* Both players have started their unit turn and their initial racquet preparation. Their right foot has turned out, in the direction they are about to move. As they are turning their upper body, their left arm comes across the body, which facilitates the turn of the front shoulder and helps store energy in the shoulder and back muscles. This arm movement is a key to early preparation.
* Both players are getting into the full loaded position in which they are storing energy in their large muscle groups. Their quick move into the fully loaded position allows them to take a short backswing to reach that position, from which they can readily handle and generate power. Both have a reletively small loop in their backswing. The turning of their upper body accounts for much of the racket preparation to this point. Both players have good body posture. Note that Agassi has a much more pronounced turn and a lower center of gravity.
* Both players have excellent posture and balance. They take a short backswing and are positioning themselves for contracting the ball in the optimum location in relation to their body. Note that Agassi has one of the most compact backswings in the game. The fact that he gets a great "load" in the early preparation phase enables him to deal with and generate power with such a short backswing.
* Both players display excellent dynamic balance even though they are off the ground. They have their head up and focused on the point of contact. Notice how both players have exploded up and into the shot with their back leg. This propels them off the ground and transfers their weight forward, into the court. Note how little the head has moved just after contact.
* The tremendous angular momentum ( rotation) and racket acceleration is evident. Notice how significantly their body has uncoiled and how quickly the racket arm has pronated, resulting in a follow-through finishing low and to the side of the body. Both players continue to maintain excellent dynamic balance.

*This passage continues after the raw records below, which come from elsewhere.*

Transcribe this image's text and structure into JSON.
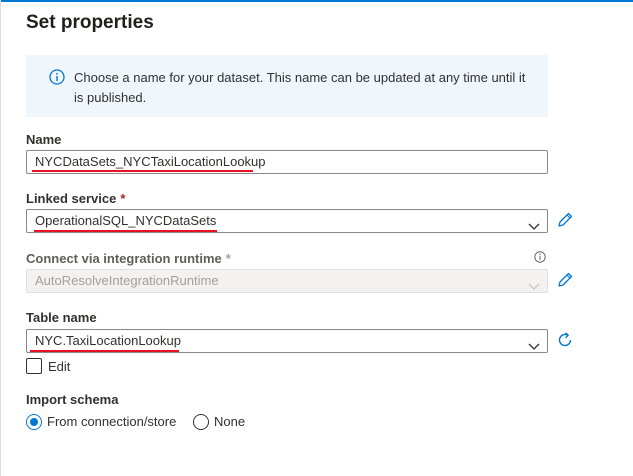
{
  "panel": {
    "title": "Set properties",
    "info_text": "Choose a name for your dataset. This name can be updated at any time until it is published."
  },
  "name_field": {
    "label": "Name",
    "value": "NYCDataSets_NYCTaxiLocationLookup"
  },
  "linked_service": {
    "label": "Linked service",
    "required_mark": "*",
    "value": "OperationalSQL_NYCDataSets",
    "side_icon": "pencil-icon"
  },
  "integration_runtime": {
    "label": "Connect via integration runtime",
    "required_mark": "*",
    "value": "AutoResolveIntegrationRuntime",
    "disabled": true,
    "side_icon": "pencil-icon"
  },
  "table_name": {
    "label": "Table name",
    "value": "NYC.TaxiLocationLookup",
    "side_icon": "refresh-icon"
  },
  "edit_checkbox": {
    "label": "Edit",
    "checked": false
  },
  "import_schema": {
    "label": "Import schema",
    "options": [
      {
        "label": "From connection/store",
        "selected": true
      },
      {
        "label": "None",
        "selected": false
      }
    ]
  },
  "colors": {
    "accent": "#0078d4",
    "info_background": "#eff6fc",
    "required": "#a4262c",
    "annotation_red": "#e81123"
  }
}
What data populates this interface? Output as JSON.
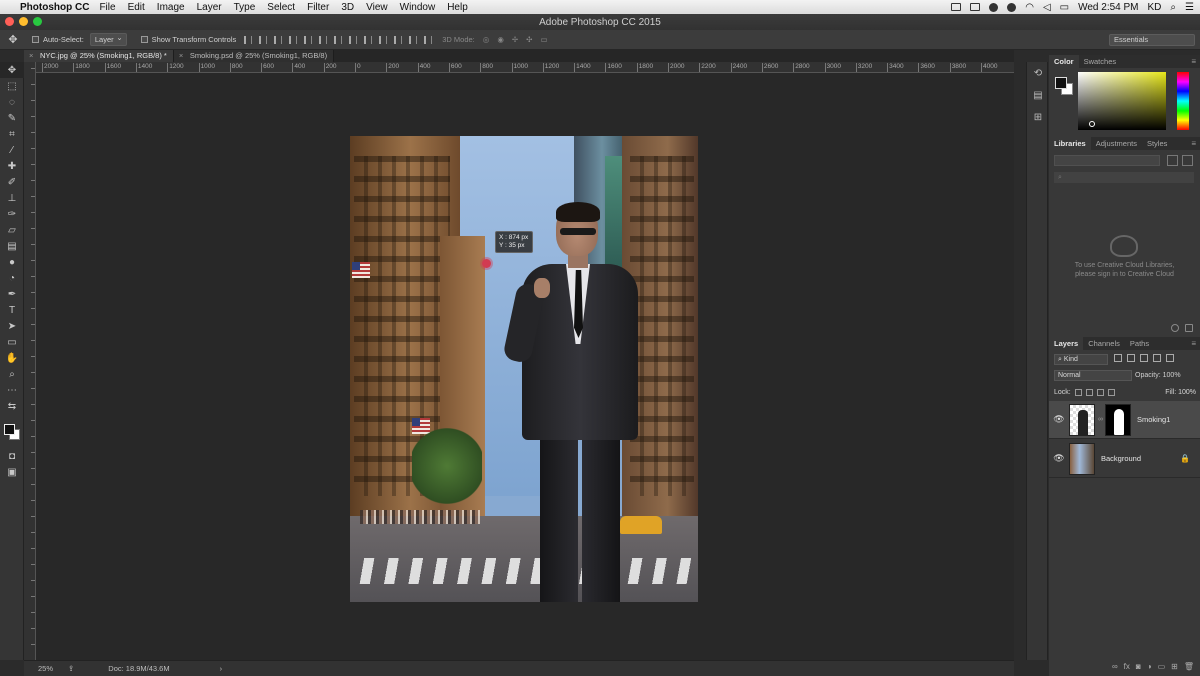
{
  "menubar": {
    "app_name": "Photoshop CC",
    "items": [
      "File",
      "Edit",
      "Image",
      "Layer",
      "Type",
      "Select",
      "Filter",
      "3D",
      "View",
      "Window",
      "Help"
    ],
    "clock": "Wed 2:54 PM",
    "user": "KD"
  },
  "window": {
    "title": "Adobe Photoshop CC 2015"
  },
  "options": {
    "auto_select_label": "Auto-Select:",
    "auto_select_value": "Layer",
    "transform_label": "Show Transform Controls",
    "mode_3d_label": "3D Mode:",
    "workspace": "Essentials"
  },
  "tabs": [
    {
      "label": "NYC.jpg @ 25% (Smoking1, RGB/8) *",
      "active": true
    },
    {
      "label": "Smoking.psd @ 25% (Smoking1, RGB/8)",
      "active": false
    }
  ],
  "ruler": {
    "top_labels": [
      "2000",
      "1800",
      "1600",
      "1400",
      "1200",
      "1000",
      "800",
      "600",
      "400",
      "200",
      "0",
      "200",
      "400",
      "600",
      "800",
      "1000",
      "1200",
      "1400",
      "1600",
      "1800",
      "2000",
      "2200",
      "2400",
      "2600",
      "2800",
      "3000",
      "3200",
      "3400",
      "3600",
      "3800",
      "4000"
    ]
  },
  "canvas": {
    "tooltip_x": "X : 874 px",
    "tooltip_y": "Y : 35 px"
  },
  "statusbar": {
    "zoom": "25%",
    "doc": "Doc: 18.9M/43.6M",
    "arrow": "›"
  },
  "panels": {
    "color_tabs": [
      "Color",
      "Swatches"
    ],
    "library_tabs": [
      "Libraries",
      "Adjustments",
      "Styles"
    ],
    "library_message_1": "To use Creative Cloud Libraries,",
    "library_message_2": "please sign in to Creative Cloud",
    "layers_tabs": [
      "Layers",
      "Channels",
      "Paths"
    ],
    "filter_kind": "Kind",
    "blend_mode": "Normal",
    "opacity_label": "Opacity:",
    "opacity_value": "100%",
    "lock_label": "Lock:",
    "fill_label": "Fill:",
    "fill_value": "100%",
    "layers": [
      {
        "name": "Smoking1",
        "selected": true
      },
      {
        "name": "Background",
        "selected": false
      }
    ]
  },
  "colors": {
    "accent_selected_layer": "#4a4a4a",
    "cursor": "#d23b52"
  }
}
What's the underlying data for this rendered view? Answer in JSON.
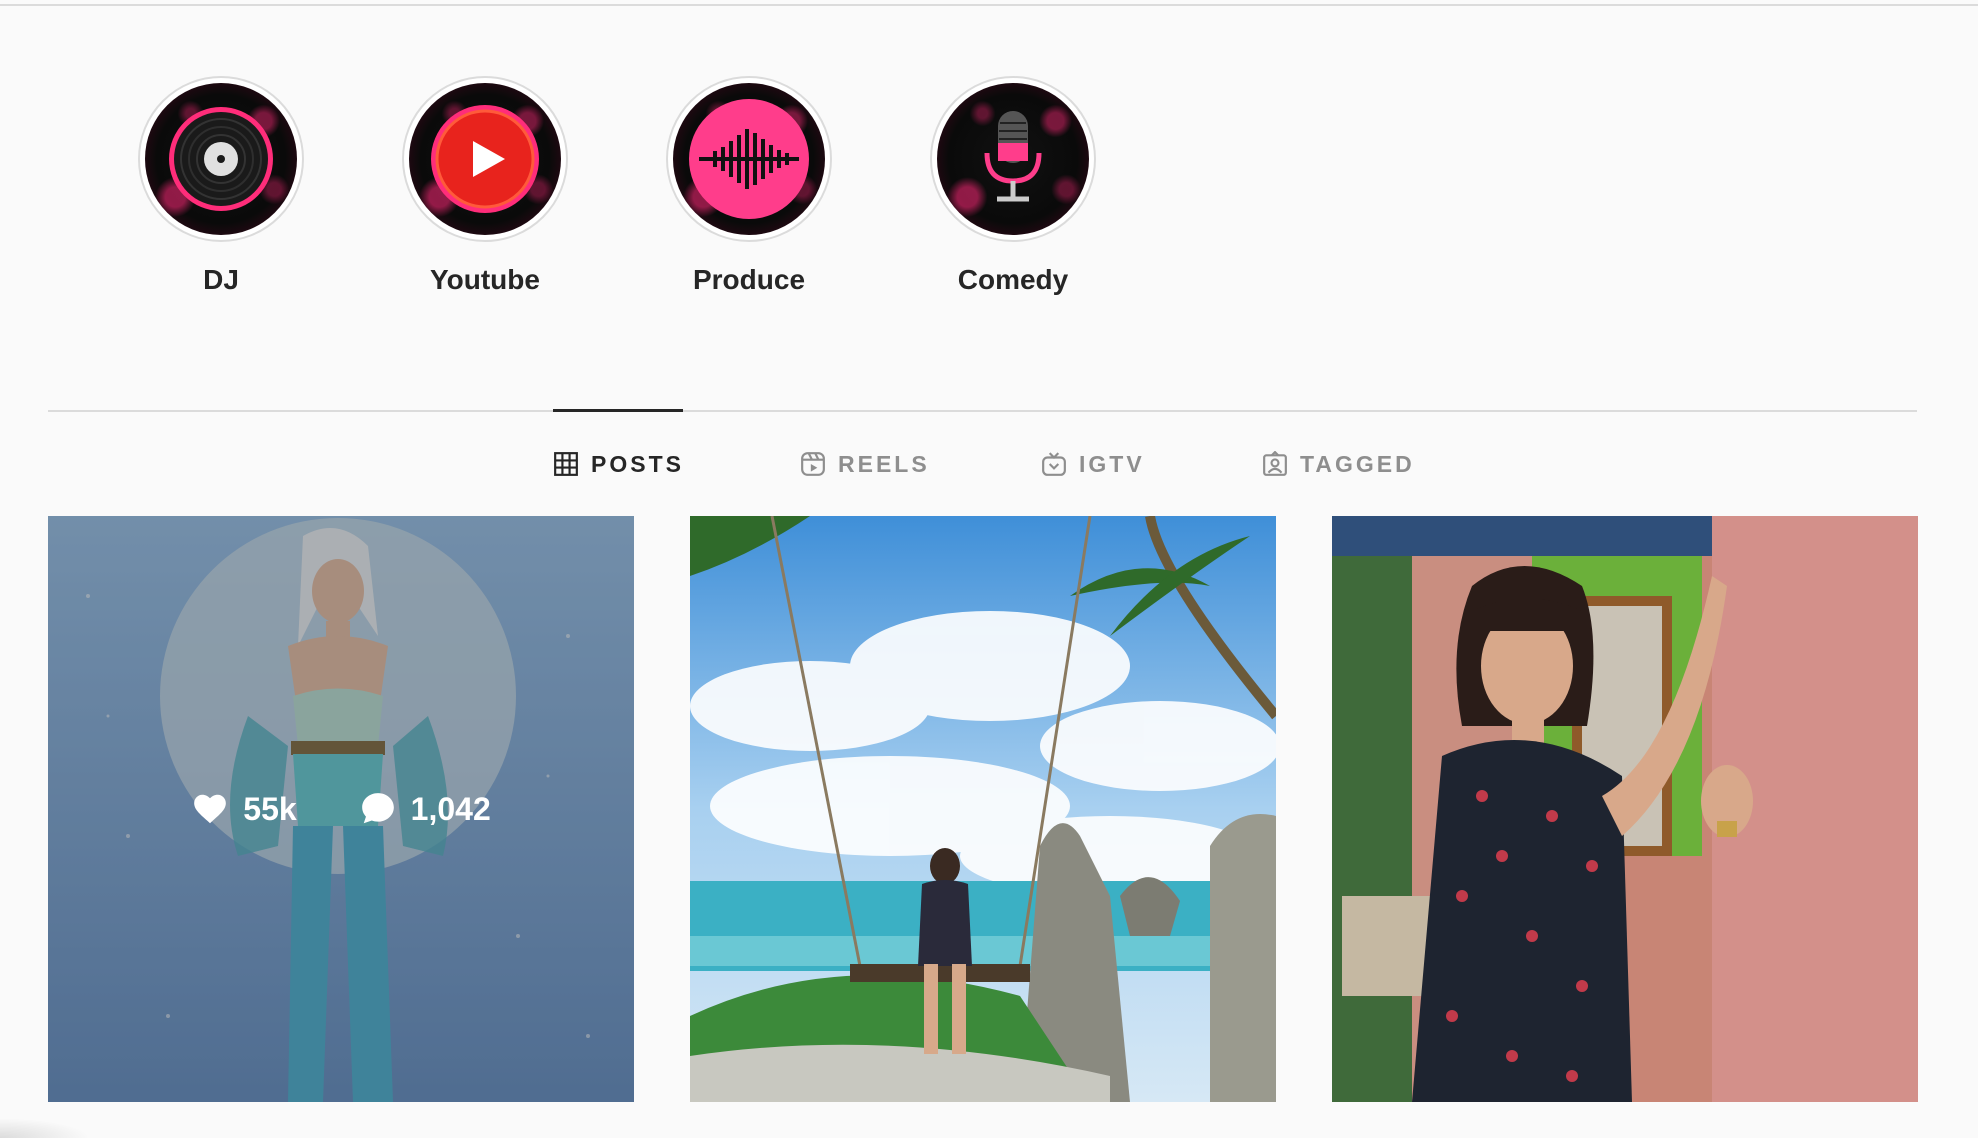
{
  "highlights": [
    {
      "label": "DJ",
      "icon": "vinyl-record-icon"
    },
    {
      "label": "Youtube",
      "icon": "play-button-icon"
    },
    {
      "label": "Produce",
      "icon": "sound-wave-icon"
    },
    {
      "label": "Comedy",
      "icon": "microphone-icon"
    }
  ],
  "tabs": [
    {
      "label": "POSTS",
      "icon": "grid-icon",
      "active": true
    },
    {
      "label": "REELS",
      "icon": "reels-icon",
      "active": false
    },
    {
      "label": "IGTV",
      "icon": "igtv-icon",
      "active": false
    },
    {
      "label": "TAGGED",
      "icon": "tagged-icon",
      "active": false
    }
  ],
  "posts": [
    {
      "likes": "55k",
      "comments": "1,042",
      "hovered": true
    },
    {
      "hovered": false
    },
    {
      "hovered": false
    }
  ],
  "colors": {
    "accent_pink": "#ff3d8b",
    "text_primary": "#262626",
    "text_secondary": "#8e8e8e",
    "divider": "#dbdbdb",
    "background": "#fafafa"
  }
}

* The racket continues to wrap around the body as each player finishes the stroke. From this point, the player will immediately go into the recovery stage and prepare for the next shot.

http://www.cwtennis.com